- Edison International and subsidiary Southern California Edison (SCE), the majority owner-operator of the now-shuttered 2,300 MW San Onofre Nuclear Generating Station (SONGS), is asking for $7.57 billion in damages from Mitsubishi Heavy Industries (MHI) for the Japanese company's role in the California plant’s failure, according to a filing with an international arbitrator.
- Mitsubishi argued in its filing with the International Chamber of Commerce (ICC) that its liability is contractually capped at approximately $137 million for the generator tube retrofits it performed at SONGS in 2010 and 2011.
- The tubes, when discovered to be leaking radioactive steam in 2012, led to the two-unit facility’s permanent closure in June 2013.
In MHI’s 2013 after-action assessment, both it and SCE were reported to have been aware of serious problems with the design of SONG’s replacement steam generators before they were installed, but rejected enhanced safety modifications to avoid triggering “a more rigorous license amendment and safety review process.”
The Utility Reform Network (TURN) and the California Public Utilities Commission (CPUC) Office of Ratepayer Advocates continue to push the commission to renegotiate the closure settlement with SCE and other stakeholders. It requires ratepayers to cover $3.6 billion of the utility’s $5 billion in closure-related losses. Advocates want regulators to increase the utility’s $1.4 billion portion by at least $650 million.
Investigations of former CPUC President Michael Peevey showed that the settlement was made in unethical and potentially illegal ex-parte meetings between Peevey and then-SCE Vice President Steven Pickett.

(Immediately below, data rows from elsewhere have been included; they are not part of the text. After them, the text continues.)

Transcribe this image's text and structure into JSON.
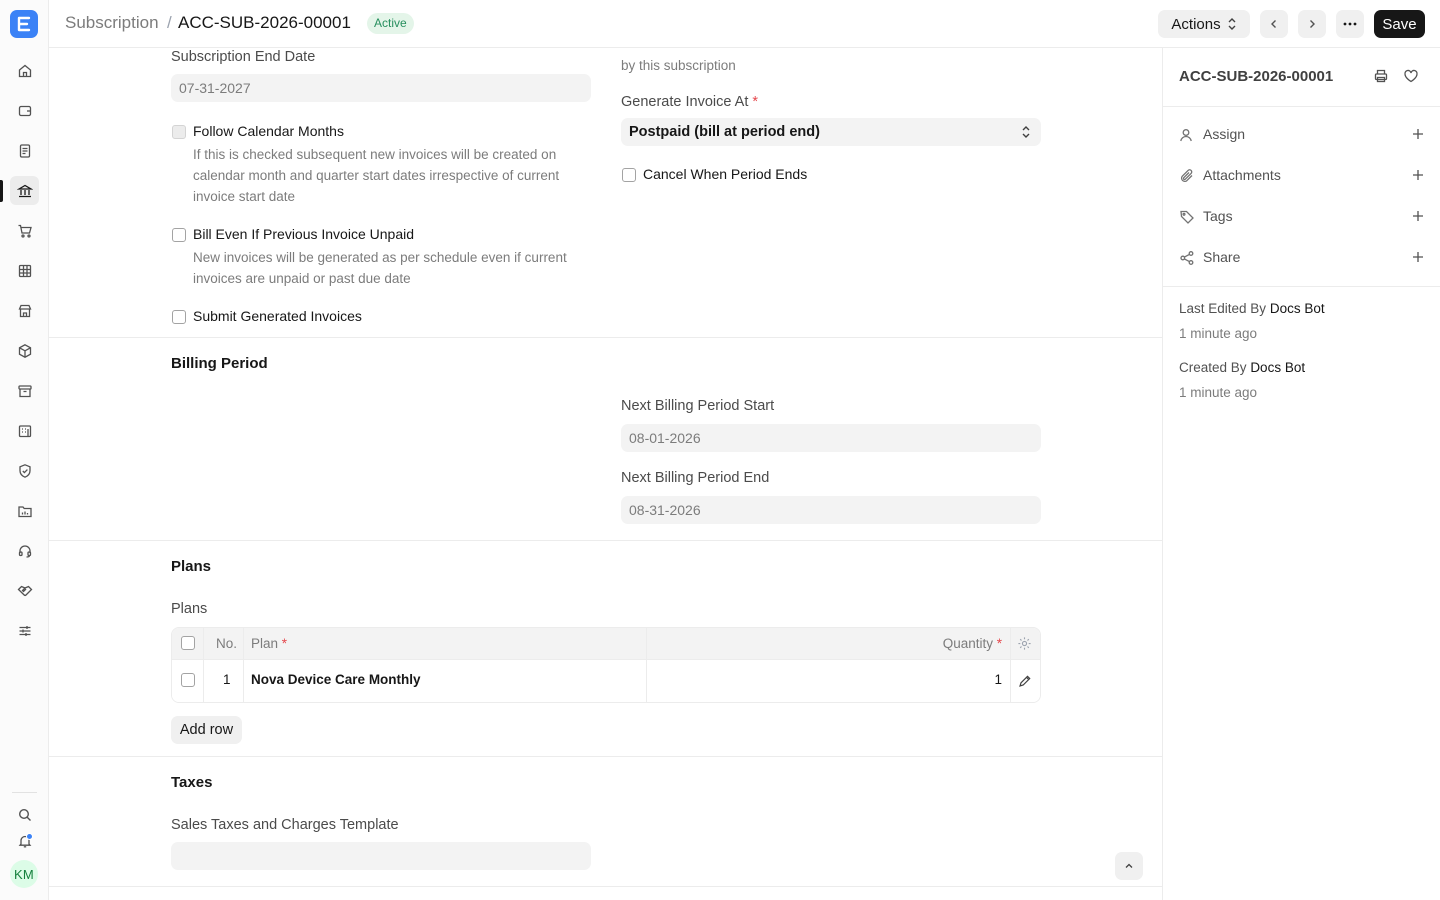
{
  "app": {
    "logo_letter": "E",
    "user_initials": "KM"
  },
  "header": {
    "breadcrumb_parent": "Subscription",
    "separator": "/",
    "doc_name": "ACC-SUB-2026-00001",
    "status": "Active",
    "actions_label": "Actions",
    "save_label": "Save"
  },
  "form": {
    "top_right_cut_text": "by this subscription",
    "subscription_end_date_label": "Subscription End Date",
    "subscription_end_date_value": "07-31-2027",
    "generate_invoice_at_label": "Generate Invoice At",
    "generate_invoice_at_value": "Postpaid (bill at period end)",
    "follow_calendar_months_label": "Follow Calendar Months",
    "follow_calendar_months_help_1": "If this is checked subsequent new invoices will be created on",
    "follow_calendar_months_help_2": "calendar month and quarter start dates irrespective of current",
    "follow_calendar_months_help_3": "invoice start date",
    "cancel_when_period_ends_label": "Cancel When Period Ends",
    "bill_even_if_unpaid_label": "Bill Even If Previous Invoice Unpaid",
    "bill_even_if_unpaid_help_1": "New invoices will be generated as per schedule even if current",
    "bill_even_if_unpaid_help_2": "invoices are unpaid or past due date",
    "submit_generated_invoices_label": "Submit Generated Invoices",
    "billing_period_title": "Billing Period",
    "next_billing_start_label": "Next Billing Period Start",
    "next_billing_start_value": "08-01-2026",
    "next_billing_end_label": "Next Billing Period End",
    "next_billing_end_value": "08-31-2026",
    "plans_section_title": "Plans",
    "plans_table_label": "Plans",
    "plans_table": {
      "col_no": "No.",
      "col_plan": "Plan",
      "col_quantity": "Quantity",
      "rows": [
        {
          "no": "1",
          "plan": "Nova Device Care Monthly",
          "quantity": "1"
        }
      ]
    },
    "add_row_label": "Add row",
    "taxes_title": "Taxes",
    "sales_taxes_template_label": "Sales Taxes and Charges Template",
    "sales_taxes_template_value": ""
  },
  "sidebar": {
    "doc_name": "ACC-SUB-2026-00001",
    "items": [
      {
        "label": "Assign",
        "icon": "user-icon"
      },
      {
        "label": "Attachments",
        "icon": "paperclip-icon"
      },
      {
        "label": "Tags",
        "icon": "tag-icon"
      },
      {
        "label": "Share",
        "icon": "share-icon"
      }
    ],
    "last_edited_prefix": "Last Edited By",
    "last_edited_by": "Docs Bot",
    "last_edited_time": "1 minute ago",
    "created_prefix": "Created By",
    "created_by": "Docs Bot",
    "created_time": "1 minute ago"
  },
  "colors": {
    "accent": "#3b82f6",
    "status_active_bg": "#e4f5e9",
    "status_active_text": "#278f5e",
    "save_bg": "#171717"
  }
}
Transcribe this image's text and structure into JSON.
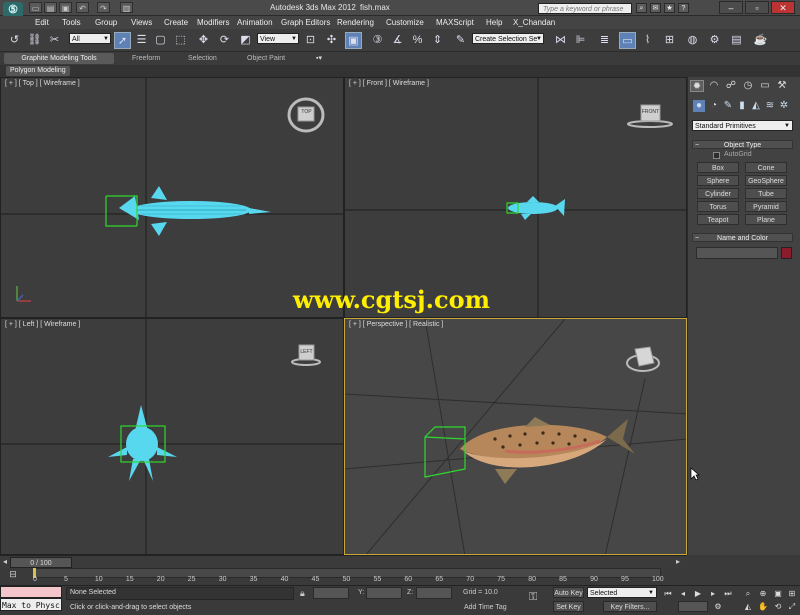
{
  "app": {
    "title": "Autodesk 3ds Max  2012",
    "file": "fish.max",
    "search_placeholder": "Type a keyword or phrase"
  },
  "menu": [
    "Edit",
    "Tools",
    "Group",
    "Views",
    "Create",
    "Modifiers",
    "Animation",
    "Graph Editors",
    "Rendering",
    "Customize",
    "MAXScript",
    "Help",
    "X_Chandan"
  ],
  "toolbar": {
    "filter_value": "All",
    "refcoord_value": "View",
    "selection_set_placeholder": "Create Selection Se"
  },
  "ribbon": {
    "tabs": [
      "Graphite Modeling Tools",
      "Freeform",
      "Selection",
      "Object Paint"
    ],
    "subtab": "Polygon Modeling"
  },
  "viewports": {
    "top": "[ + ] [ Top ] [ Wireframe ]",
    "front": "[ + ] [ Front ] [ Wireframe ]",
    "left": "[ + ] [ Left ] [ Wireframe ]",
    "perspective": "[ + ] [ Perspective ] [ Realistic ]",
    "cube_top": "TOP",
    "cube_front": "FRONT",
    "cube_left": "LEFT"
  },
  "watermark": "www.cgtsj.com",
  "command_panel": {
    "category_value": "Standard Primitives",
    "object_type_title": "Object Type",
    "autogrid_label": "AutoGrid",
    "primitives": [
      "Box",
      "Cone",
      "Sphere",
      "GeoSphere",
      "Cylinder",
      "Tube",
      "Torus",
      "Pyramid",
      "Teapot",
      "Plane"
    ],
    "name_color_title": "Name and Color",
    "object_color": "#8b1a2d"
  },
  "timeline": {
    "frame_display": "0 / 100",
    "ticks": [
      "0",
      "5",
      "10",
      "15",
      "20",
      "25",
      "30",
      "35",
      "40",
      "45",
      "50",
      "55",
      "60",
      "65",
      "70",
      "75",
      "80",
      "85",
      "90",
      "95",
      "100"
    ]
  },
  "status": {
    "maxscript_text": "Max to Physc",
    "selection_text": "None Selected",
    "prompt_text": "Click or click-and-drag to select objects",
    "x_label": "X:",
    "y_label": "Y:",
    "z_label": "Z:",
    "grid_text": "Grid = 10.0",
    "add_time_tag": "Add Time Tag",
    "auto_key": "Auto Key",
    "set_key": "Set Key",
    "selected_value": "Selected",
    "key_filters": "Key Filters..."
  },
  "colors": {
    "fish_wire": "#58d8ef",
    "selection_bracket": "#2fd82f",
    "active_viewport_border": "#c8a83a",
    "watermark": "#ffee00"
  }
}
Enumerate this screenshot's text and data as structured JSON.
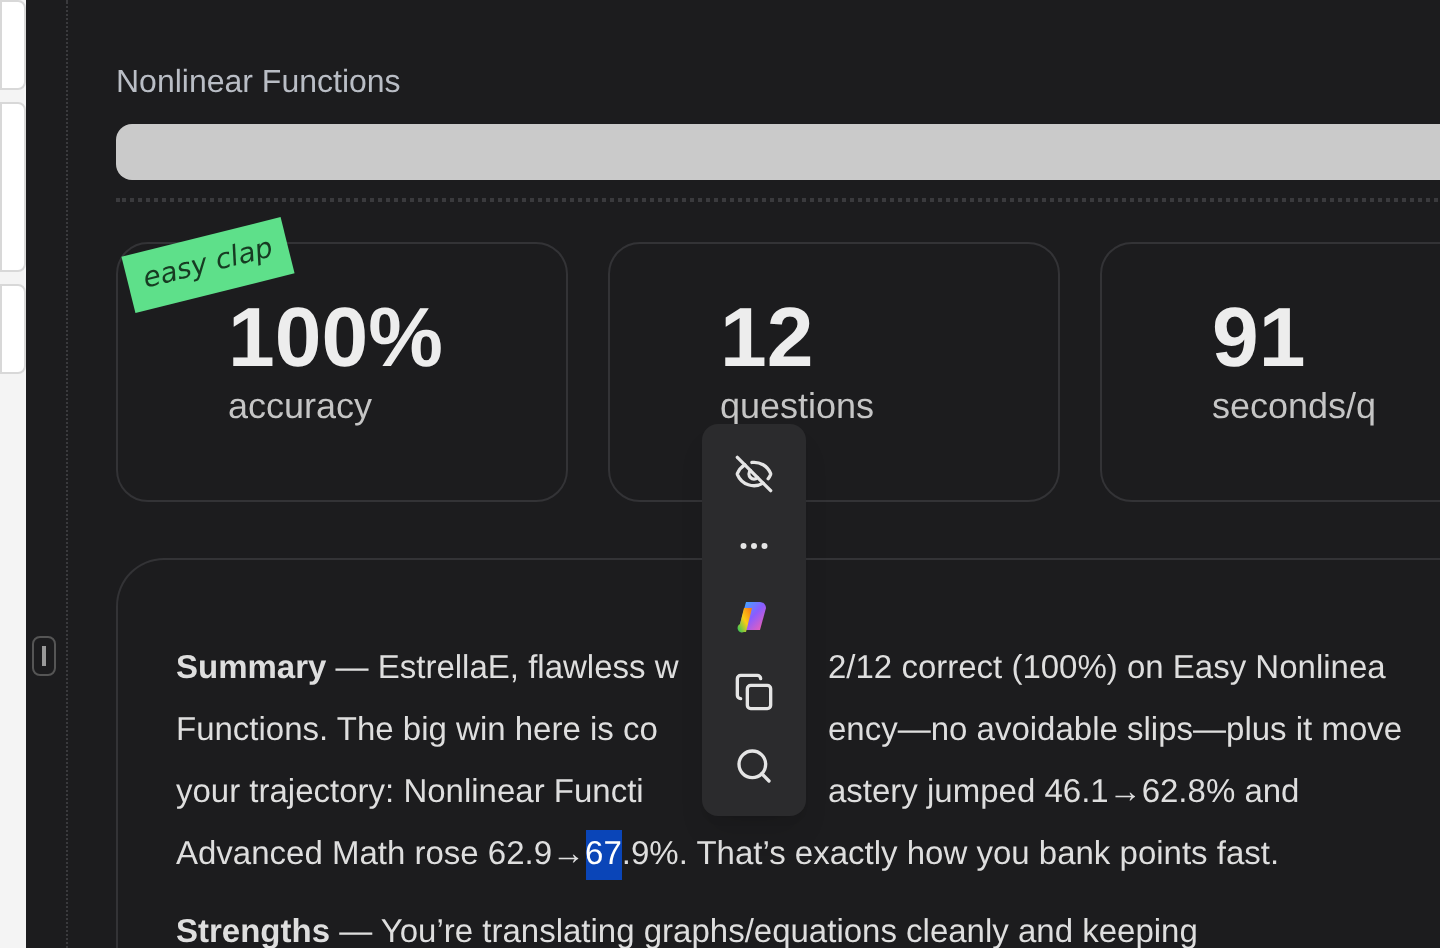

Ratepayer advocates want the settlement revisited because investigators discovered an outline of it during a search of Peevey's house they say was written during a secret Peevey-Picket meeting in 2013.